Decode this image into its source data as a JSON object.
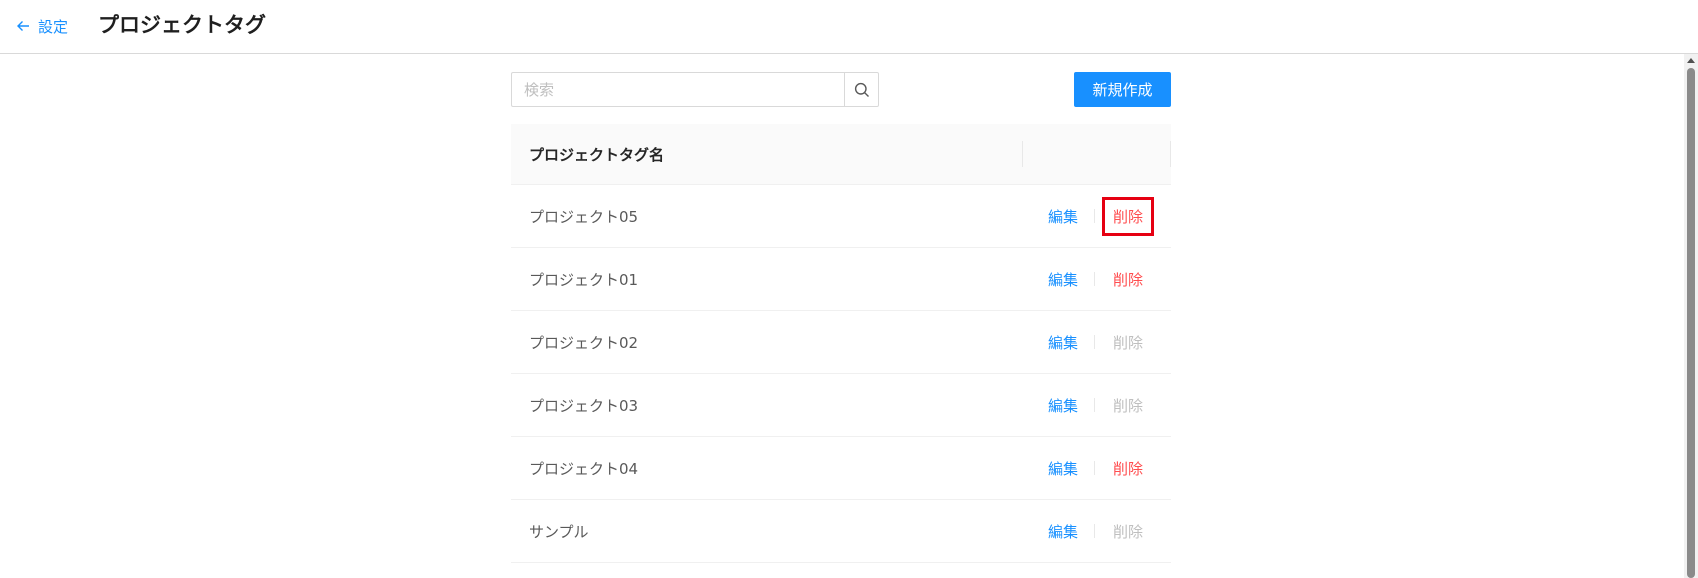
{
  "header": {
    "back_label": "設定",
    "title": "プロジェクトタグ"
  },
  "toolbar": {
    "search_placeholder": "検索",
    "search_value": "",
    "create_label": "新規作成"
  },
  "table": {
    "column_name": "プロジェクトタグ名",
    "edit_label": "編集",
    "delete_label": "削除",
    "rows": [
      {
        "name": "プロジェクト05",
        "delete_enabled": true,
        "delete_highlighted": true
      },
      {
        "name": "プロジェクト01",
        "delete_enabled": true,
        "delete_highlighted": false
      },
      {
        "name": "プロジェクト02",
        "delete_enabled": false,
        "delete_highlighted": false
      },
      {
        "name": "プロジェクト03",
        "delete_enabled": false,
        "delete_highlighted": false
      },
      {
        "name": "プロジェクト04",
        "delete_enabled": true,
        "delete_highlighted": false
      },
      {
        "name": "サンプル",
        "delete_enabled": false,
        "delete_highlighted": false
      }
    ]
  },
  "colors": {
    "primary": "#1890ff",
    "danger": "#ff4d4f",
    "disabled": "#bfbfbf",
    "highlight": "#e60012"
  }
}
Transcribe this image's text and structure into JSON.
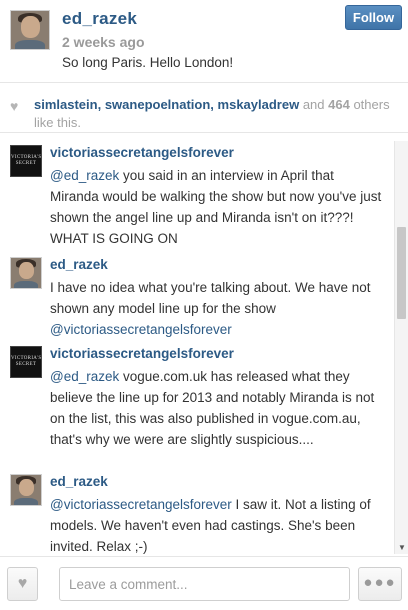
{
  "post": {
    "username": "ed_razek",
    "time_ago": "2 weeks ago",
    "caption": "So long Paris. Hello London!",
    "follow_label": "Follow"
  },
  "likes": {
    "users": [
      "simlastein",
      "swanepoelnation",
      "mskayladrew"
    ],
    "sep1": ", ",
    "sep2": ", ",
    "and_text": " and ",
    "count": "464",
    "others_text": " others like this."
  },
  "comments": [
    {
      "username": "victoriassecretangelsforever",
      "avatar": "victorias-secret-logo",
      "mention": "@ed_razek",
      "text": " you said in an interview in April that Miranda would be walking the show but now you've just shown the angel line up and Miranda isn't on it???! WHAT IS GOING ON"
    },
    {
      "username": "ed_razek",
      "avatar": "ed-razek-photo",
      "text": "I have no idea what you're talking about. We have not shown any model line up for the show ",
      "mention": "@victoriassecretangelsforever"
    },
    {
      "username": "victoriassecretangelsforever",
      "avatar": "victorias-secret-logo",
      "mention": "@ed_razek",
      "text": " vogue.com.uk has released what they believe the line up for 2013 and notably Miranda is not on the list, this was also published in vogue.com.au, that's why we were are slightly suspicious...."
    },
    {
      "username": "ed_razek",
      "avatar": "ed-razek-photo",
      "mention": "@victoriassecretangelsforever",
      "text": " I saw it. Not a listing of models. We haven't even had castings. She's been invited. Relax ;-)"
    }
  ],
  "vs_logo_text": "VICTORIA'S SECRET",
  "footer": {
    "comment_placeholder": "Leave a comment...",
    "like_icon": "heart-icon",
    "more_icon": "ellipsis-icon"
  },
  "colors": {
    "link_blue": "#2c5a85",
    "follow_button": "#4a7fb5"
  }
}
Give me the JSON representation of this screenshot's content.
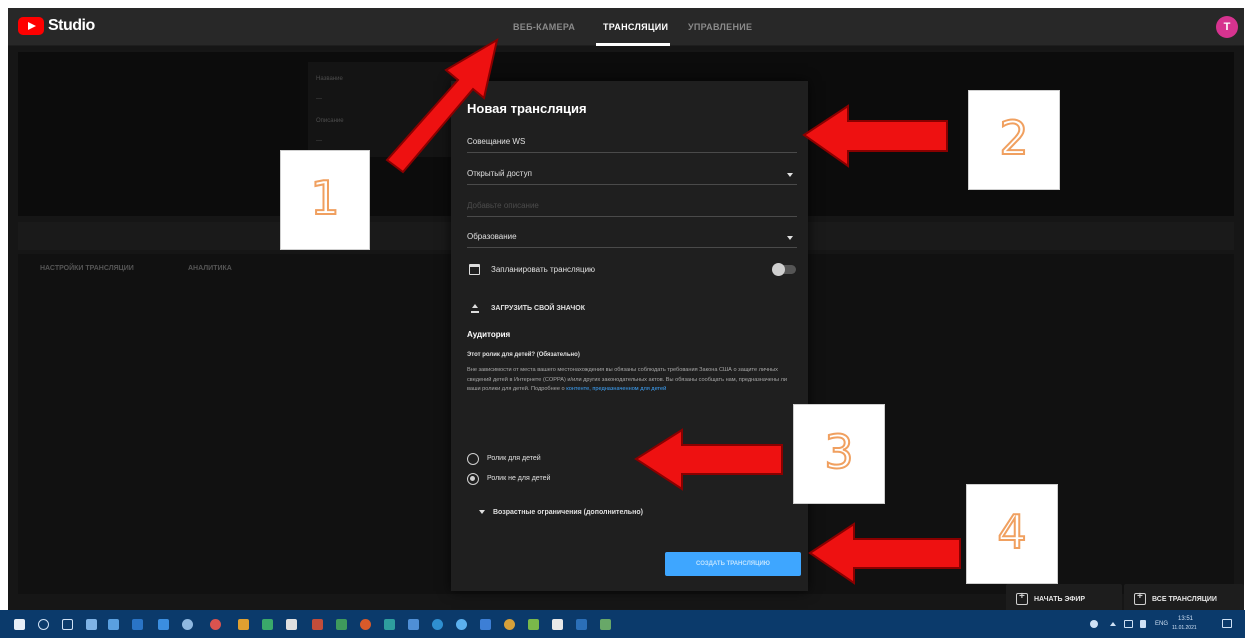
{
  "app": {
    "title": "Studio"
  },
  "top_tabs": [
    {
      "label": "ВЕБ-КАМЕРА",
      "active": false
    },
    {
      "label": "ТРАНСЛЯЦИИ",
      "active": true
    },
    {
      "label": "УПРАВЛЕНИЕ",
      "active": false
    }
  ],
  "user": {
    "avatar_letter": "T"
  },
  "background": {
    "meta": [
      "Название",
      "—",
      "Описание",
      "—"
    ],
    "sub_tabs": [
      "НАСТРОЙКИ ТРАНСЛЯЦИИ",
      "АНАЛИТИКА"
    ],
    "bottom_buttons": [
      "НАЧАТЬ ЭФИР",
      "ВСЕ ТРАНСЛЯЦИИ"
    ]
  },
  "dialog": {
    "title": "Новая трансляция",
    "name_value": "Совещание WS",
    "privacy_value": "Открытый доступ",
    "description_placeholder": "Добавьте описание",
    "category_value": "Образование",
    "schedule_label": "Запланировать трансляцию",
    "upload_thumbnail_label": "ЗАГРУЗИТЬ СВОЙ ЗНАЧОК",
    "audience_title": "Аудитория",
    "kids_question": "Этот ролик для детей? (Обязательно)",
    "kids_description": "Вне зависимости от места вашего местонахождения вы обязаны соблюдать требования Закона США о защите личных сведений детей в Интернете (COPPA) и/или других законодательных актов. Вы обязаны сообщать нам, предназначены ли ваши ролики для детей. Подробнее о",
    "kids_link": "контенте, предназначенном для детей",
    "radio_for_kids": "Ролик для детей",
    "radio_not_for_kids": "Ролик не для детей",
    "age_restrictions": "Возрастные ограничения (дополнительно)",
    "create_button": "СОЗДАТЬ ТРАНСЛЯЦИЮ"
  },
  "annotations": {
    "numbers": [
      "1",
      "2",
      "3",
      "4"
    ],
    "arrow_color": "#ee1111",
    "number_stroke_color": "#f0a060"
  },
  "taskbar": {
    "lang": "ENG",
    "time": "13:51",
    "date": "11.01.2021"
  }
}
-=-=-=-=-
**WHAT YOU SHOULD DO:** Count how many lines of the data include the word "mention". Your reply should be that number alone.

**EXERCISE SOLUTION:** 4